Task requirements ->
Reproduce the records below exactly as given.

Materials provided ->
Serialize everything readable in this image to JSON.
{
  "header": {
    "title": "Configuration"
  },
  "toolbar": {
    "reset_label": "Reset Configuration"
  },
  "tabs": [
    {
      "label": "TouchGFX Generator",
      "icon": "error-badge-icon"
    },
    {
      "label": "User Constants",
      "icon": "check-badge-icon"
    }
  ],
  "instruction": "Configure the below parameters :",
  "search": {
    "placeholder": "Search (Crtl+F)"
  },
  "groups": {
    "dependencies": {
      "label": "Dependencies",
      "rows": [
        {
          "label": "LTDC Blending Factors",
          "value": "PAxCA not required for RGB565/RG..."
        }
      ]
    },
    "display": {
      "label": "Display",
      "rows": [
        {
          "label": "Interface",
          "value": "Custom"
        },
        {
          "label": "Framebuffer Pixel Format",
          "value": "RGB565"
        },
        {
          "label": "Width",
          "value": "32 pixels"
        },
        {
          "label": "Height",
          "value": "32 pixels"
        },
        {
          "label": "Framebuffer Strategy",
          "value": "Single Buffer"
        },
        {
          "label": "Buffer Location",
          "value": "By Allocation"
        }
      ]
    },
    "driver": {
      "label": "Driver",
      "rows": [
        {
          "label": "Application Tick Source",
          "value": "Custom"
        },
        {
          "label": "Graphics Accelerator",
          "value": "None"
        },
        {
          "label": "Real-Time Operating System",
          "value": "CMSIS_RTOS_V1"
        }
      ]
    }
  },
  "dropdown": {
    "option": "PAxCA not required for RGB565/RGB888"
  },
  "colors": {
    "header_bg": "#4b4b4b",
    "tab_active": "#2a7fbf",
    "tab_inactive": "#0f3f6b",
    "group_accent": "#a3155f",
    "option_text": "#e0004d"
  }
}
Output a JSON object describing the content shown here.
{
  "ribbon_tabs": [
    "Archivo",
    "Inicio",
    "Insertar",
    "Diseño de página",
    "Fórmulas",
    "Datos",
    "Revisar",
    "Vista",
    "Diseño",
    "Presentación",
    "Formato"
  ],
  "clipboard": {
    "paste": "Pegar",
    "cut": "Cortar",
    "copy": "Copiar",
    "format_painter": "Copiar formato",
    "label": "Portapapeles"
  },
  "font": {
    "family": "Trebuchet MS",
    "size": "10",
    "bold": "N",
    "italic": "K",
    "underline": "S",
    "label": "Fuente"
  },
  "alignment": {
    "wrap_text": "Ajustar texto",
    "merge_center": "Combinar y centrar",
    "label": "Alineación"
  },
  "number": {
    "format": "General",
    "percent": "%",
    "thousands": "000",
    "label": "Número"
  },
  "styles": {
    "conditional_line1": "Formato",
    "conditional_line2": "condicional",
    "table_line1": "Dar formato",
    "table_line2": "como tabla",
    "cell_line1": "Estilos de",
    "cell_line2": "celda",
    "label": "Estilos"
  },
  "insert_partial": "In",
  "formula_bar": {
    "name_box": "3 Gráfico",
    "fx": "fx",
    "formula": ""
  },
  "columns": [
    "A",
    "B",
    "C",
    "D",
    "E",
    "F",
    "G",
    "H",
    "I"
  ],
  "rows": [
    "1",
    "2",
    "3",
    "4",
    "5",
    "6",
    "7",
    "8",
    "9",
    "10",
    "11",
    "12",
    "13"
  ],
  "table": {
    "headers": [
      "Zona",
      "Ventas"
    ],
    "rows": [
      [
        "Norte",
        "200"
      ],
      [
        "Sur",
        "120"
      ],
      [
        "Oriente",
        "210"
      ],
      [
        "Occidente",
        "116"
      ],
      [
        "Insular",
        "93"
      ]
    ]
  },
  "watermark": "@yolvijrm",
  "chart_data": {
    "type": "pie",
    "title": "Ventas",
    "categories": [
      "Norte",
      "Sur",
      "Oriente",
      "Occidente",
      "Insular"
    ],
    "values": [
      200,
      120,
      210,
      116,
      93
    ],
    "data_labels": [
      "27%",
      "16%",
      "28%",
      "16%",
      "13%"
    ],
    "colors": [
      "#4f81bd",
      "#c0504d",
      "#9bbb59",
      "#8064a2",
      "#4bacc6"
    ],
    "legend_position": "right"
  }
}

Response to the task ->
Serialize everything readable in this image to JSON.
{
  "header": {
    "title": "Configuration"
  },
  "toolbar": {
    "reset_label": "Reset Configuration"
  },
  "tabs": [
    {
      "label": "TouchGFX Generator",
      "icon": "error-badge-icon"
    },
    {
      "label": "User Constants",
      "icon": "check-badge-icon"
    }
  ],
  "instruction": "Configure the below parameters :",
  "search": {
    "placeholder": "Search (Crtl+F)"
  },
  "groups": {
    "dependencies": {
      "label": "Dependencies",
      "rows": [
        {
          "label": "LTDC Blending Factors",
          "value": "PAxCA not required for RGB565/RG..."
        }
      ]
    },
    "display": {
      "label": "Display",
      "rows": [
        {
          "label": "Interface",
          "value": "Custom"
        },
        {
          "label": "Framebuffer Pixel Format",
          "value": "RGB565"
        },
        {
          "label": "Width",
          "value": "32 pixels"
        },
        {
          "label": "Height",
          "value": "32 pixels"
        },
        {
          "label": "Framebuffer Strategy",
          "value": "Single Buffer"
        },
        {
          "label": "Buffer Location",
          "value": "By Allocation"
        }
      ]
    },
    "driver": {
      "label": "Driver",
      "rows": [
        {
          "label": "Application Tick Source",
          "value": "Custom"
        },
        {
          "label": "Graphics Accelerator",
          "value": "None"
        },
        {
          "label": "Real-Time Operating System",
          "value": "CMSIS_RTOS_V1"
        }
      ]
    }
  },
  "dropdown": {
    "option": "PAxCA not required for RGB565/RGB888"
  },
  "colors": {
    "header_bg": "#4b4b4b",
    "tab_active": "#2a7fbf",
    "tab_inactive": "#0f3f6b",
    "group_accent": "#a3155f",
    "option_text": "#e0004d"
  }
}
Output a JSON object describing the content shown here.
{
  "ribbon_tabs": [
    "Archivo",
    "Inicio",
    "Insertar",
    "Diseño de página",
    "Fórmulas",
    "Datos",
    "Revisar",
    "Vista",
    "Diseño",
    "Presentación",
    "Formato"
  ],
  "clipboard": {
    "paste": "Pegar",
    "cut": "Cortar",
    "copy": "Copiar",
    "format_painter": "Copiar formato",
    "label": "Portapapeles"
  },
  "font": {
    "family": "Trebuchet MS",
    "size": "10",
    "bold": "N",
    "italic": "K",
    "underline": "S",
    "label": "Fuente"
  },
  "alignment": {
    "wrap_text": "Ajustar texto",
    "merge_center": "Combinar y centrar",
    "label": "Alineación"
  },
  "number": {
    "format": "General",
    "percent": "%",
    "thousands": "000",
    "label": "Número"
  },
  "styles": {
    "conditional_line1": "Formato",
    "conditional_line2": "condicional",
    "table_line1": "Dar formato",
    "table_line2": "como tabla",
    "cell_line1": "Estilos de",
    "cell_line2": "celda",
    "label": "Estilos"
  },
  "insert_partial": "In",
  "formula_bar": {
    "name_box": "3 Gráfico",
    "fx": "fx",
    "formula": ""
  },
  "columns": [
    "A",
    "B",
    "C",
    "D",
    "E",
    "F",
    "G",
    "H",
    "I"
  ],
  "rows": [
    "1",
    "2",
    "3",
    "4",
    "5",
    "6",
    "7",
    "8",
    "9",
    "10",
    "11",
    "12",
    "13"
  ],
  "table": {
    "headers": [
      "Zona",
      "Ventas"
    ],
    "rows": [
      [
        "Norte",
        "200"
      ],
      [
        "Sur",
        "120"
      ],
      [
        "Oriente",
        "210"
      ],
      [
        "Occidente",
        "116"
      ],
      [
        "Insular",
        "93"
      ]
    ]
  },
  "watermark": "@yolvijrm",
  "chart_data": {
    "type": "pie",
    "title": "Ventas",
    "categories": [
      "Norte",
      "Sur",
      "Oriente",
      "Occidente",
      "Insular"
    ],
    "values": [
      200,
      120,
      210,
      116,
      93
    ],
    "data_labels": [
      "27%",
      "16%",
      "28%",
      "16%",
      "13%"
    ],
    "colors": [
      "#4f81bd",
      "#c0504d",
      "#9bbb59",
      "#8064a2",
      "#4bacc6"
    ],
    "legend_position": "right"
  }
}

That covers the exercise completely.